What the task requires »
Show, from the records below, all lines that contain the word "Supplier".

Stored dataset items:
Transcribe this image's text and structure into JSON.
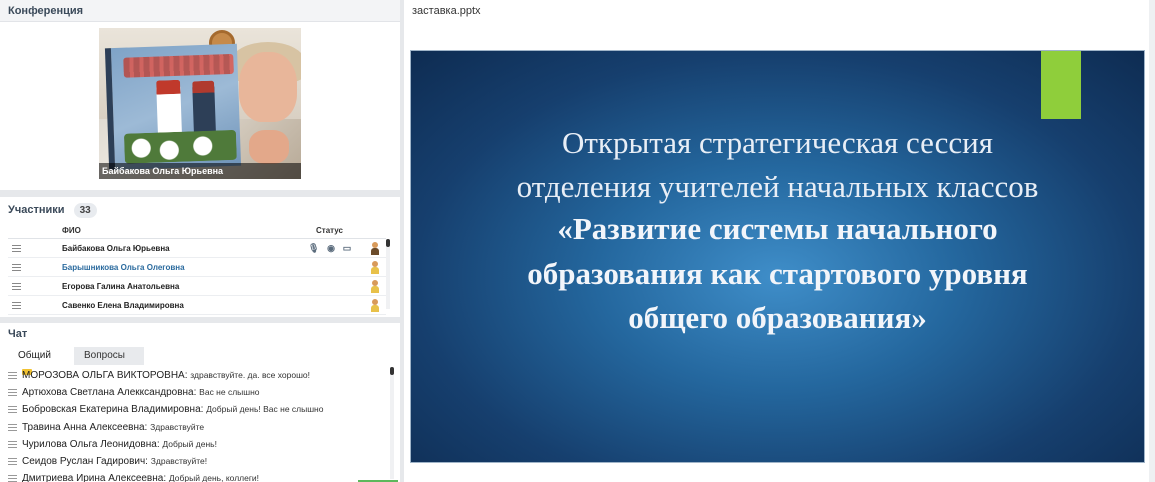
{
  "conference": {
    "title": "Конференция",
    "video_caption": "Байбакова Ольга Юрьевна"
  },
  "participants": {
    "title": "Участники",
    "count": "33",
    "columns": {
      "name": "ФИО",
      "status": "Статус"
    },
    "rows": [
      {
        "name": "Байбакова Ольга Юрьевна",
        "active": false
      },
      {
        "name": "Барышникова Ольга  Олеговна",
        "active": true
      },
      {
        "name": "Егорова  Галина  Анатольевна",
        "active": false
      },
      {
        "name": "Савенко  Елена  Владимировна",
        "active": false
      }
    ]
  },
  "chat": {
    "title": "Чат",
    "tabs": {
      "general": "Общий",
      "questions": "Вопросы"
    },
    "messages": [
      {
        "author": "МОРОЗОВА ОЛЬГА  ВИКТОРОВНА:",
        "text": "здравствуйте. да. все хорошо!"
      },
      {
        "author": "Артюхова Светлана  Алекксандровна:",
        "text": "Вас не слышно"
      },
      {
        "author": "Бобровская Екатерина  Владимировна:",
        "text": "Добрый день! Вас не слышно"
      },
      {
        "author": "Травина  Анна  Алексеевна:",
        "text": "Здравствуйте"
      },
      {
        "author": "Чурилова Ольга Леонидовна:",
        "text": "Добрый день!"
      },
      {
        "author": "Сеидов  Руслан   Гадирович:",
        "text": "Здравствуйте!"
      },
      {
        "author": "Дмитриева  Ирина  Алексеевна:",
        "text": "Добрый день, коллеги!"
      }
    ]
  },
  "presentation": {
    "filename": "заставка.pptx",
    "slide": {
      "line1": "Открытая стратегическая сессия",
      "line2": "отделения учителей начальных классов",
      "bold1": "«Развитие системы начального",
      "bold2": "образования как стартового уровня",
      "bold3": "общего образования»"
    }
  },
  "colors": {
    "slide_accent": "#8fce3b",
    "slide_background": "#1f5a8f",
    "active_participant": "#2a6a9e"
  }
}
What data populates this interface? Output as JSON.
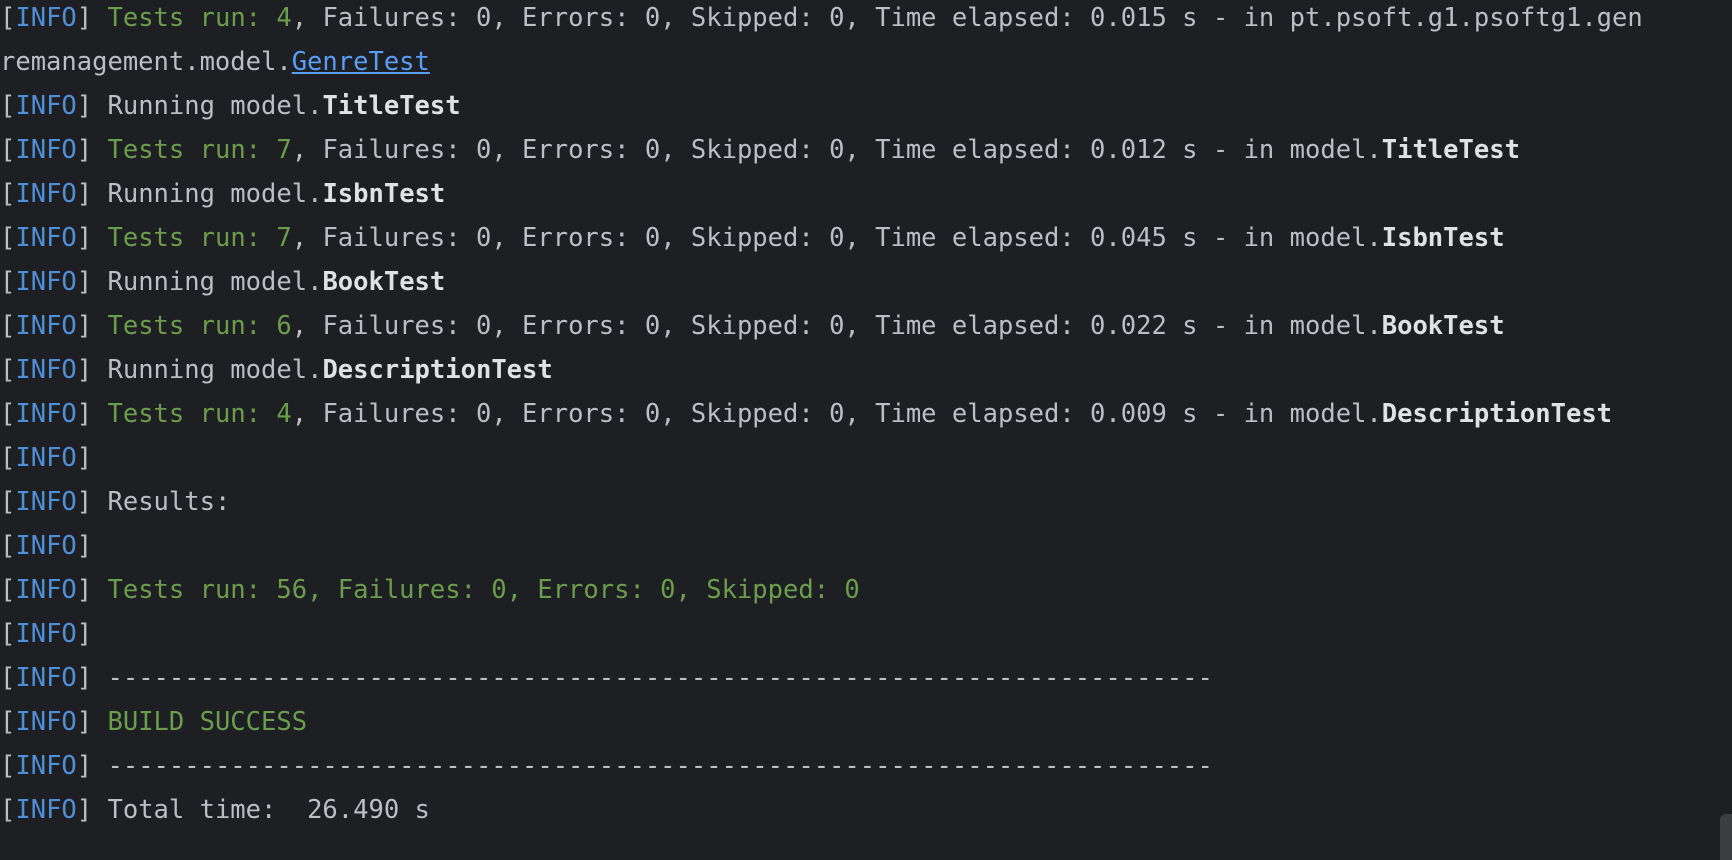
{
  "console": {
    "tag_open": "[",
    "tag_close": "]",
    "tag": "INFO",
    "line1": {
      "tests_run": "Tests run: 4",
      "rest": ", Failures: 0, Errors: 0, Skipped: 0, Time elapsed: 0.015 s - in pt.psoft.g1.psoftg1.gen"
    },
    "line2": {
      "prefix": "remanagement.model.",
      "link": "GenreTest"
    },
    "line3": {
      "prefix": " Running model.",
      "class": "TitleTest"
    },
    "line4": {
      "tests_run": "Tests run: 7",
      "rest": ", Failures: 0, Errors: 0, Skipped: 0, Time elapsed: 0.012 s - in model.",
      "class": "TitleTest"
    },
    "line5": {
      "prefix": " Running model.",
      "class": "IsbnTest"
    },
    "line6": {
      "tests_run": "Tests run: 7",
      "rest": ", Failures: 0, Errors: 0, Skipped: 0, Time elapsed: 0.045 s - in model.",
      "class": "IsbnTest"
    },
    "line7": {
      "prefix": " Running model.",
      "class": "BookTest"
    },
    "line8": {
      "tests_run": "Tests run: 6",
      "rest": ", Failures: 0, Errors: 0, Skipped: 0, Time elapsed: 0.022 s - in model.",
      "class": "BookTest"
    },
    "line9": {
      "prefix": " Running model.",
      "class": "DescriptionTest"
    },
    "line10": {
      "tests_run": "Tests run: 4",
      "rest": ", Failures: 0, Errors: 0, Skipped: 0, Time elapsed: 0.009 s - in model.",
      "class": "DescriptionTest"
    },
    "results_label": " Results:",
    "summary": " Tests run: 56, Failures: 0, Errors: 0, Skipped: 0",
    "separator": " ------------------------------------------------------------------------",
    "build_status": " BUILD SUCCESS",
    "total_time": " Total time:  26.490 s"
  },
  "colors": {
    "background": "#1e1f22",
    "info_tag": "#4f8fd8",
    "success_green": "#6a9e4c",
    "text": "#bcbec4",
    "link": "#589df6"
  }
}
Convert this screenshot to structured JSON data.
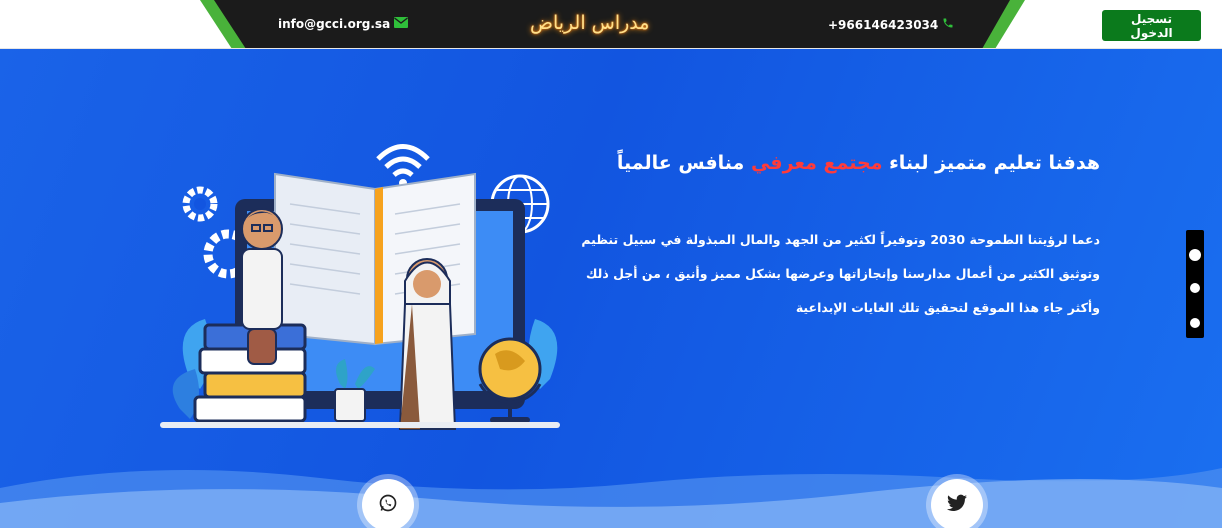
{
  "header": {
    "login_label": "تسجيل الدخول",
    "phone": "+966146423034",
    "email": "info@gcci.org.sa",
    "site_title": "مدراس الرياض"
  },
  "hero": {
    "headline_part1": "هدفنا تعليم متميز لبناء ",
    "headline_accent": "مجتمع معرفي",
    "headline_part2": " منافس عالمياً",
    "paragraph_lines": [
      "دعما لرؤيتنا الطموحة 2030 وتوفيراً لكثير من الجهد والمال المبذولة في سبيل تنظيم",
      "وتوثيق الكثير من أعمال مدارسنا وإنجازاتها وعرضها بشكل مميز وأنيق ، من أجل ذلك",
      "وأكثر جاء هذا الموقع لتحقيق تلك الغايات الإبداعية"
    ]
  },
  "colors": {
    "brand_green": "#0b7a1c",
    "hero_blue": "#1255e0",
    "accent_red": "#ff3b3b",
    "title_glow": "#ff9f1c"
  },
  "icons": {
    "phone": "phone-icon",
    "email": "envelope-icon",
    "whatsapp": "whatsapp-icon",
    "twitter": "twitter-icon"
  }
}
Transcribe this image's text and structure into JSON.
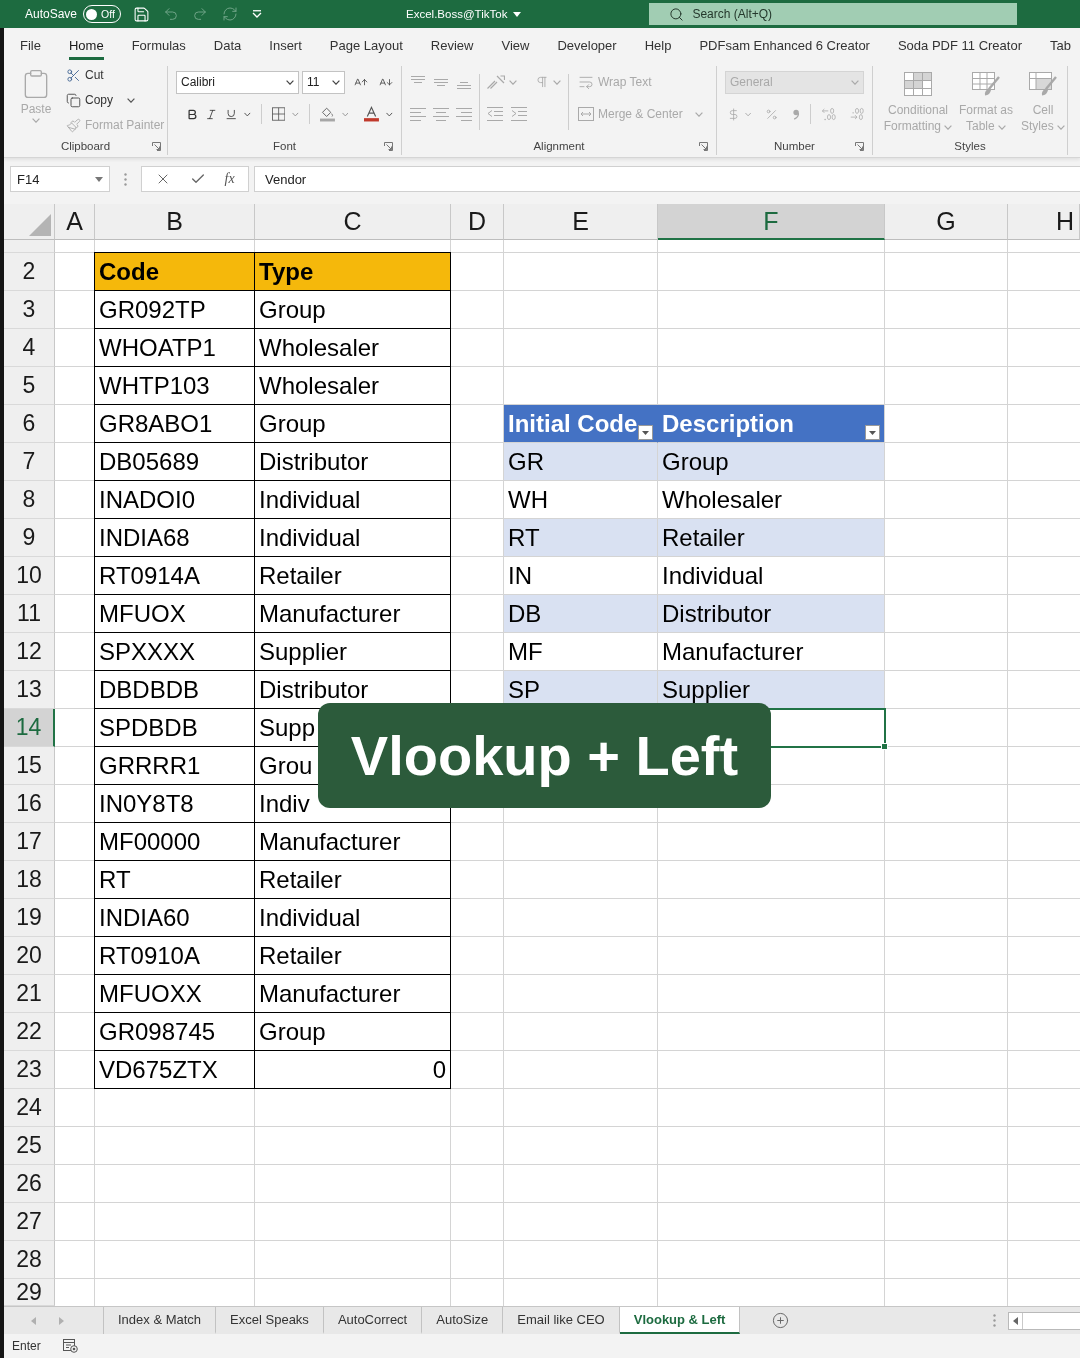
{
  "title_bar": {
    "autosave": {
      "label": "AutoSave",
      "state_label": "Off",
      "on": false
    },
    "account": "Excel.Boss@TikTok",
    "search": {
      "placeholder": "Search (Alt+Q)"
    }
  },
  "ribbon_tabs": [
    {
      "label": "File",
      "selected": false
    },
    {
      "label": "Home",
      "selected": true
    },
    {
      "label": "Formulas",
      "selected": false
    },
    {
      "label": "Data",
      "selected": false
    },
    {
      "label": "Insert",
      "selected": false
    },
    {
      "label": "Page Layout",
      "selected": false
    },
    {
      "label": "Review",
      "selected": false
    },
    {
      "label": "View",
      "selected": false
    },
    {
      "label": "Developer",
      "selected": false
    },
    {
      "label": "Help",
      "selected": false
    },
    {
      "label": "PDFsam Enhanced 6 Creator",
      "selected": false
    },
    {
      "label": "Soda PDF 11 Creator",
      "selected": false
    },
    {
      "label": "Tab",
      "selected": false
    }
  ],
  "ribbon": {
    "clipboard": {
      "label": "Clipboard",
      "paste": {
        "label": "Paste",
        "disabled": true
      },
      "cut": {
        "label": "Cut",
        "disabled": false
      },
      "copy": {
        "label": "Copy",
        "disabled": false
      },
      "format_painter": {
        "label": "Format Painter",
        "disabled": true
      }
    },
    "font": {
      "label": "Font",
      "font_name": "Calibri",
      "font_size": "11"
    },
    "alignment": {
      "label": "Alignment",
      "disabled": true,
      "wrap_text": "Wrap Text",
      "merge_center": "Merge & Center"
    },
    "number": {
      "label": "Number",
      "disabled": true,
      "format": "General"
    },
    "styles": {
      "label": "Styles",
      "disabled": true,
      "buttons": [
        "Conditional Formatting",
        "Format as Table",
        "Cell Styles"
      ]
    }
  },
  "formula_bar": {
    "name_box": "F14",
    "function_label": "fx",
    "value": "Vendor"
  },
  "columns": [
    {
      "label": "A",
      "selected": false
    },
    {
      "label": "B",
      "selected": false
    },
    {
      "label": "C",
      "selected": false
    },
    {
      "label": "D",
      "selected": false
    },
    {
      "label": "E",
      "selected": false
    },
    {
      "label": "F",
      "selected": true
    },
    {
      "label": "G",
      "selected": false
    },
    {
      "label": "H",
      "selected": false
    }
  ],
  "rows": [
    {
      "label": "2",
      "selected": false
    },
    {
      "label": "3",
      "selected": false
    },
    {
      "label": "4",
      "selected": false
    },
    {
      "label": "5",
      "selected": false
    },
    {
      "label": "6",
      "selected": false
    },
    {
      "label": "7",
      "selected": false
    },
    {
      "label": "8",
      "selected": false
    },
    {
      "label": "9",
      "selected": false
    },
    {
      "label": "10",
      "selected": false
    },
    {
      "label": "11",
      "selected": false
    },
    {
      "label": "12",
      "selected": false
    },
    {
      "label": "13",
      "selected": false
    },
    {
      "label": "14",
      "selected": true
    },
    {
      "label": "15",
      "selected": false
    },
    {
      "label": "16",
      "selected": false
    },
    {
      "label": "17",
      "selected": false
    },
    {
      "label": "18",
      "selected": false
    },
    {
      "label": "19",
      "selected": false
    },
    {
      "label": "20",
      "selected": false
    },
    {
      "label": "21",
      "selected": false
    },
    {
      "label": "22",
      "selected": false
    },
    {
      "label": "23",
      "selected": false
    },
    {
      "label": "24",
      "selected": false
    },
    {
      "label": "25",
      "selected": false
    },
    {
      "label": "26",
      "selected": false
    },
    {
      "label": "27",
      "selected": false
    },
    {
      "label": "28",
      "selected": false
    },
    {
      "label": "29",
      "selected": false
    }
  ],
  "code_table": {
    "header": [
      "Code",
      "Type"
    ],
    "rows": [
      {
        "code": "GR092TP",
        "type": "Group",
        "kind": "text"
      },
      {
        "code": "WHOATP1",
        "type": "Wholesaler",
        "kind": "text"
      },
      {
        "code": "WHTP103",
        "type": "Wholesaler",
        "kind": "text"
      },
      {
        "code": "GR8ABO1",
        "type": "Group",
        "kind": "text"
      },
      {
        "code": "DB05689",
        "type": "Distributor",
        "kind": "text"
      },
      {
        "code": "INADOI0",
        "type": "Individual",
        "kind": "text"
      },
      {
        "code": "INDIA68",
        "type": "Individual",
        "kind": "text"
      },
      {
        "code": "RT0914A",
        "type": "Retailer",
        "kind": "text"
      },
      {
        "code": "MFUOX",
        "type": "Manufacturer",
        "kind": "text"
      },
      {
        "code": "SPXXXX",
        "type": "Supplier",
        "kind": "text"
      },
      {
        "code": "DBDBDB",
        "type": "Distributor",
        "kind": "text"
      },
      {
        "code": "SPDBDB",
        "type": "Supp",
        "kind": "text"
      },
      {
        "code": "GRRRR1",
        "type": "Grou",
        "kind": "text"
      },
      {
        "code": "IN0Y8T8",
        "type": "Indiv",
        "kind": "text"
      },
      {
        "code": "MF00000",
        "type": "Manufacturer",
        "kind": "text"
      },
      {
        "code": "RT",
        "type": "Retailer",
        "kind": "text"
      },
      {
        "code": "INDIA60",
        "type": "Individual",
        "kind": "text"
      },
      {
        "code": "RT0910A",
        "type": "Retailer",
        "kind": "text"
      },
      {
        "code": "MFUOXX",
        "type": "Manufacturer",
        "kind": "text"
      },
      {
        "code": "GR098745",
        "type": "Group",
        "kind": "text"
      },
      {
        "code": "VD675ZTX",
        "type": "0",
        "kind": "number"
      }
    ]
  },
  "lookup_table": {
    "header": [
      "Initial Code",
      "Description"
    ],
    "rows": [
      {
        "code": "GR",
        "description": "Group"
      },
      {
        "code": "WH",
        "description": "Wholesaler"
      },
      {
        "code": "RT",
        "description": "Retailer"
      },
      {
        "code": "IN",
        "description": "Individual"
      },
      {
        "code": "DB",
        "description": "Distributor"
      },
      {
        "code": "MF",
        "description": "Manufacturer"
      },
      {
        "code": "SP",
        "description": "Supplier"
      }
    ]
  },
  "caption_overlay": {
    "text": "Vlookup + Left"
  },
  "sheet_tabs": [
    {
      "label": "Index & Match",
      "selected": false
    },
    {
      "label": "Excel Speaks",
      "selected": false
    },
    {
      "label": "AutoCorrect",
      "selected": false
    },
    {
      "label": "AutoSize",
      "selected": false
    },
    {
      "label": "Email like CEO",
      "selected": false
    },
    {
      "label": "Vlookup & Left",
      "selected": true
    }
  ],
  "status_bar": {
    "mode": "Enter"
  }
}
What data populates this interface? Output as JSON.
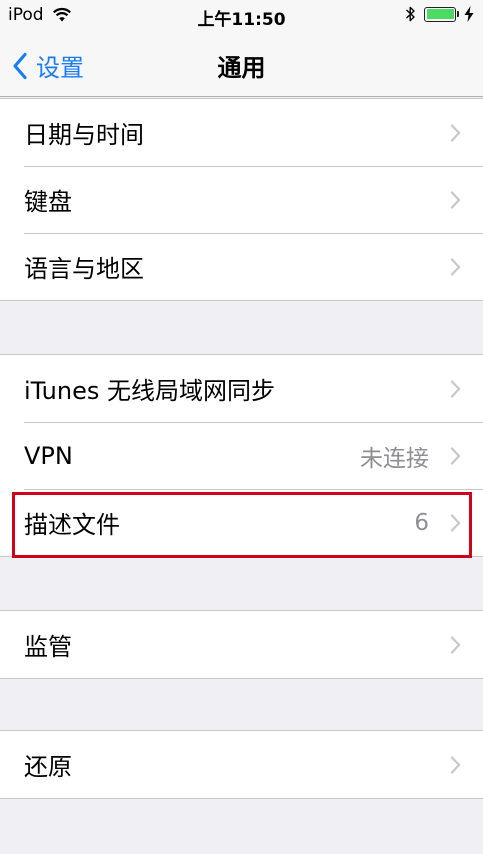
{
  "status_bar": {
    "carrier": "iPod",
    "time": "上午11:50",
    "wifi_icon": "wifi-icon",
    "bluetooth_icon": "bluetooth-icon",
    "battery_icon": "battery-icon",
    "battery_level": 1.0,
    "battery_color": "#4cd964"
  },
  "nav": {
    "back_label": "设置",
    "title": "通用",
    "accent_color": "#1a7cf5"
  },
  "groups": [
    {
      "cells": [
        {
          "label": "日期与时间",
          "detail": ""
        },
        {
          "label": "键盘",
          "detail": ""
        },
        {
          "label": "语言与地区",
          "detail": ""
        }
      ]
    },
    {
      "cells": [
        {
          "label": "iTunes 无线局域网同步",
          "detail": ""
        },
        {
          "label": "VPN",
          "detail": "未连接"
        },
        {
          "label": "描述文件",
          "detail": "6"
        }
      ]
    },
    {
      "cells": [
        {
          "label": "监管",
          "detail": ""
        }
      ]
    },
    {
      "cells": [
        {
          "label": "还原",
          "detail": ""
        }
      ]
    }
  ],
  "highlight": {
    "target": "描述文件",
    "color": "#d0021b"
  }
}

Solution »
        "type": "Supplier",
        "description": "Supplier"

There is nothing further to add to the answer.